Summer festival season is upon us. Festival-goers have never had so much choice. Every weekend offers music lovers a plethora of places where they can camp, hang out with friends and watch their favourite bands. The British love a festival, where else can you drink un-chilled cider out of a can at half past ten in the morning without feeling guilty? All these festivals generate a lot of waste (and not just empty cans of Scrumpy Jack). How much waste is generated, how much of that is recycled and what steps can be taken to reduce it? Let’s investigate.
How much waste is produced?
This is hard to estimate, because you have to define what counts as a festival. Most of the big festivals release statistics about their waste, but many smaller ones do not. Glastonbury, the biggest of them all, generated nearly 2000 tonnes of waste. The cost of cleaning it all up is estimated at about £780,000. Glastonbury’s 135,000 ravers are generating 15 kilograms of waste per person. If we assume that figure is average and multiply it by a conservative estimate of 3.5 million festival attendees: we wind up with a figure of 52,500 tonnes.
How much waste is recycled?
This figure varies massively from festival to festival. Glastonbury is pretty average managing to recycle 54% of its waste. Top of the scale is Dorset’s Larmer Tree festival that boasts a 100% recycling rate. The figures for Reading and Leeds (the same attendance, same line up, same weekend) for 2013 and 2014 are interesting. Reading manages to recycle just over a quarter of its waste in each year. Leeds manages only 6% in 2013 and then gets its act together the following year and recycles a massive 82%.
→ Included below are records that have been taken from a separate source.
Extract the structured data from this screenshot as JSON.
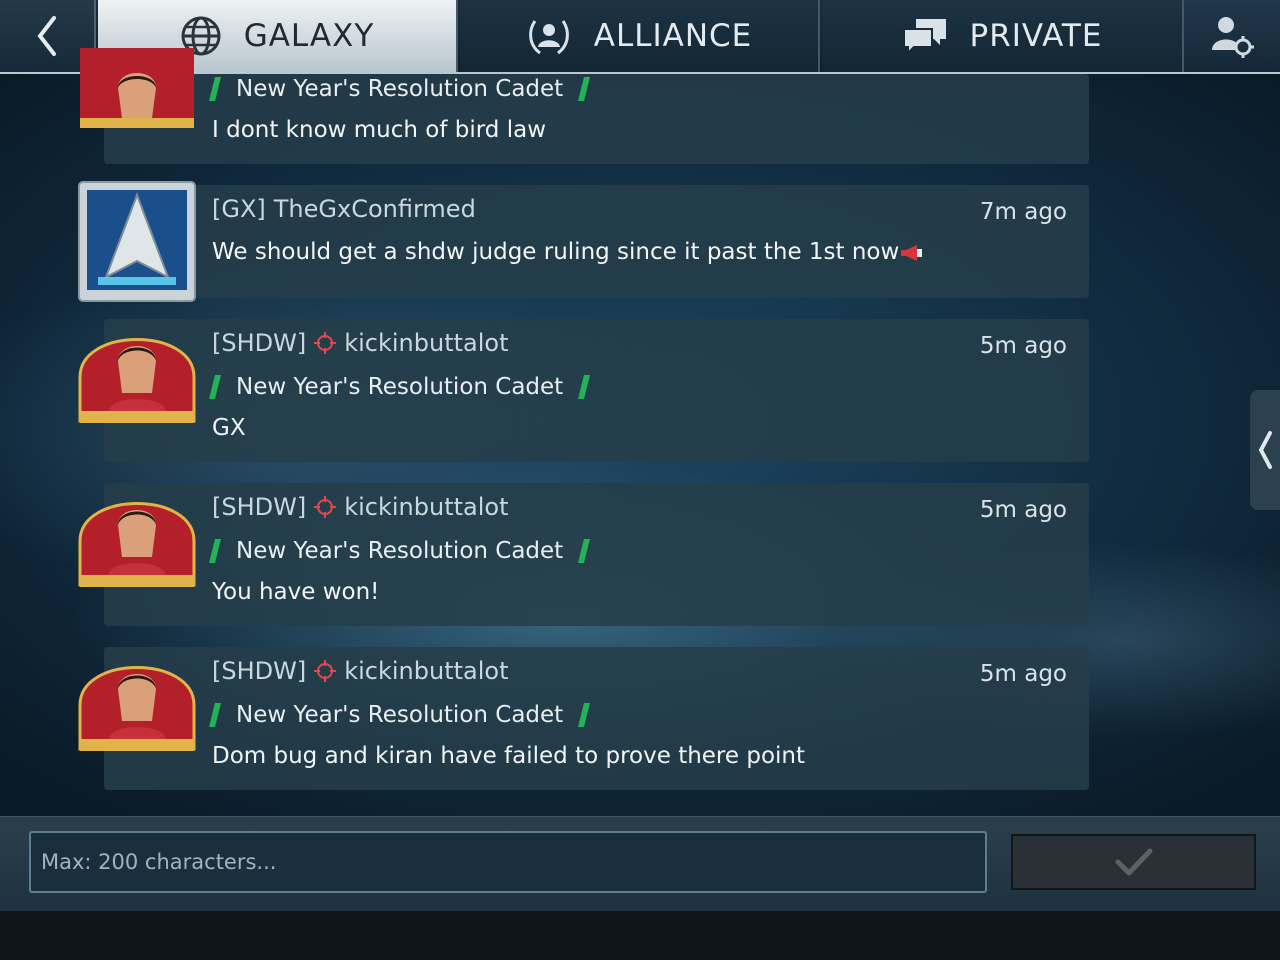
{
  "header": {
    "tabs": [
      {
        "label": "GALAXY",
        "icon": "globe-icon",
        "active": true
      },
      {
        "label": "ALLIANCE",
        "icon": "alliance-laurel-icon",
        "active": false
      },
      {
        "label": "PRIVATE",
        "icon": "chat-bubbles-icon",
        "active": false
      }
    ],
    "back_icon": "chevron-left-icon",
    "settings_icon": "user-settings-icon"
  },
  "messages": [
    {
      "title": "New Year's Resolution Cadet",
      "text": "I dont know much of bird law"
    },
    {
      "tag": "[GX]",
      "user": "TheGxConfirmed",
      "time": "7m ago",
      "text": "We should get a shdw judge ruling since it past the 1st now"
    },
    {
      "tag": "[SHDW]",
      "user": "kickinbuttalot",
      "time": "5m ago",
      "title": "New Year's Resolution Cadet",
      "text": "GX"
    },
    {
      "tag": "[SHDW]",
      "user": "kickinbuttalot",
      "time": "5m ago",
      "title": "New Year's Resolution Cadet",
      "text": "You have won!"
    },
    {
      "tag": "[SHDW]",
      "user": "kickinbuttalot",
      "time": "5m ago",
      "title": "New Year's Resolution Cadet",
      "text": "Dom bug and kiran have failed to prove there point"
    }
  ],
  "composer": {
    "placeholder": "Max: 200 characters...",
    "value": ""
  },
  "colors": {
    "accent_green": "#22b357",
    "target_red": "#e2484c",
    "active_tab": "#e3e9ed"
  }
}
Steps to Reduce Waste and Improve Recycling Rates
If ever there was a group of people who are ready to embrace greener approaches to waste management, you’d think it would be festival-goers. Where the proper facilities are in place – they are more than happy to use them. Just take another look at those figures for Leeds. The difference was achieved by a simple measure. They employed ‘green messengers’ whose duties included:
- Handing out recycling bags.
- Telling people about recycling initiatives.
- Making sure people used the correct bin.
- Staffing a tent donation point.
- Manning a post-festival salvage operation.
Simple initiatives like these dramatically raise recycling rates. Encouraging vendors to think about their packaging (e.g. the trend for good quality reusable cups rather than disposable plastic ones) plays a large part in reducing the base level of waste.
If you’re going to a festival this year, have fun! Try not to get so out of it that you forget your responsibility to recycle!
At WT Skip hire, we take recycling seriously. When you hire a skip from us, you can be certain that we’ll recycle as much of your waste as possible – over 90% of the waste we collect is recycled. Call us on 01493 668118 for more information.